■ **Work required**
Search the data for the string "Объекты" and copy each line in which it appears.
*** Exercise data ***
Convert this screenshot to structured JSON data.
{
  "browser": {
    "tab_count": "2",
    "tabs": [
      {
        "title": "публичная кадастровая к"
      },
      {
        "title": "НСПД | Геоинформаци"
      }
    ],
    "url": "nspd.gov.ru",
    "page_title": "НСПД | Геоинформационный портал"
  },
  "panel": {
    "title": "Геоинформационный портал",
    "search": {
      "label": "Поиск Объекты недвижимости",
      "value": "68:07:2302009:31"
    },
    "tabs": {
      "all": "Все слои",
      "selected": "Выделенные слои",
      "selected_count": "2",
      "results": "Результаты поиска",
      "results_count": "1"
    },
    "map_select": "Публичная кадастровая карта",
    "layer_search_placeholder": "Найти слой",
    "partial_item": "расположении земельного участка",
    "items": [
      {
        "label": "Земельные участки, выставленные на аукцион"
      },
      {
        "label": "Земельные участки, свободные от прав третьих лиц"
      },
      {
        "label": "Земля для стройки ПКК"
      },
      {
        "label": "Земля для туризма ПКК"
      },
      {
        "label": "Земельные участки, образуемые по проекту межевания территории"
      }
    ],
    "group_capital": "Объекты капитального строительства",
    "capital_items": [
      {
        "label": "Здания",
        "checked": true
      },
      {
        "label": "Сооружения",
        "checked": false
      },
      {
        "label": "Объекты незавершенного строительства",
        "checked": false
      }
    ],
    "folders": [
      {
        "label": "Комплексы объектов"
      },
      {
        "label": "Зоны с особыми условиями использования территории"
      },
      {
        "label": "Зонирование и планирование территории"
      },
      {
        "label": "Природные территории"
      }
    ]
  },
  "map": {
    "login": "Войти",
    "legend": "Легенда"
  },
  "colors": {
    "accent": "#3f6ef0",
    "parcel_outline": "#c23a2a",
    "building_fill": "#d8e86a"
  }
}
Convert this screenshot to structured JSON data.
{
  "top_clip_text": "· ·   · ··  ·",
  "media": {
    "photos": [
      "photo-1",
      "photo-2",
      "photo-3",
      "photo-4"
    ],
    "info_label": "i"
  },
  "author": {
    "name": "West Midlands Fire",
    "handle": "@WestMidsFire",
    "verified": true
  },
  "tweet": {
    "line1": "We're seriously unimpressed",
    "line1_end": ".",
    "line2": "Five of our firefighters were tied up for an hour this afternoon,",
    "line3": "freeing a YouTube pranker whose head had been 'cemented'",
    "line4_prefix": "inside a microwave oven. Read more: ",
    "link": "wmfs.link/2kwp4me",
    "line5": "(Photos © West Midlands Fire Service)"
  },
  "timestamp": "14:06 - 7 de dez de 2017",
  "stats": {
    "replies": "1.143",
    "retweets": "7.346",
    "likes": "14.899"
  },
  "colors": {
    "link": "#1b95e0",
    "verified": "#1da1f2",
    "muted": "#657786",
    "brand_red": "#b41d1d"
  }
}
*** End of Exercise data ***
■ **Written solution**
      "label": "Поиск Объекты недвижимости",
    "group_capital": "Объекты капитального строительства",
        "label": "Объекты незавершенного строительства",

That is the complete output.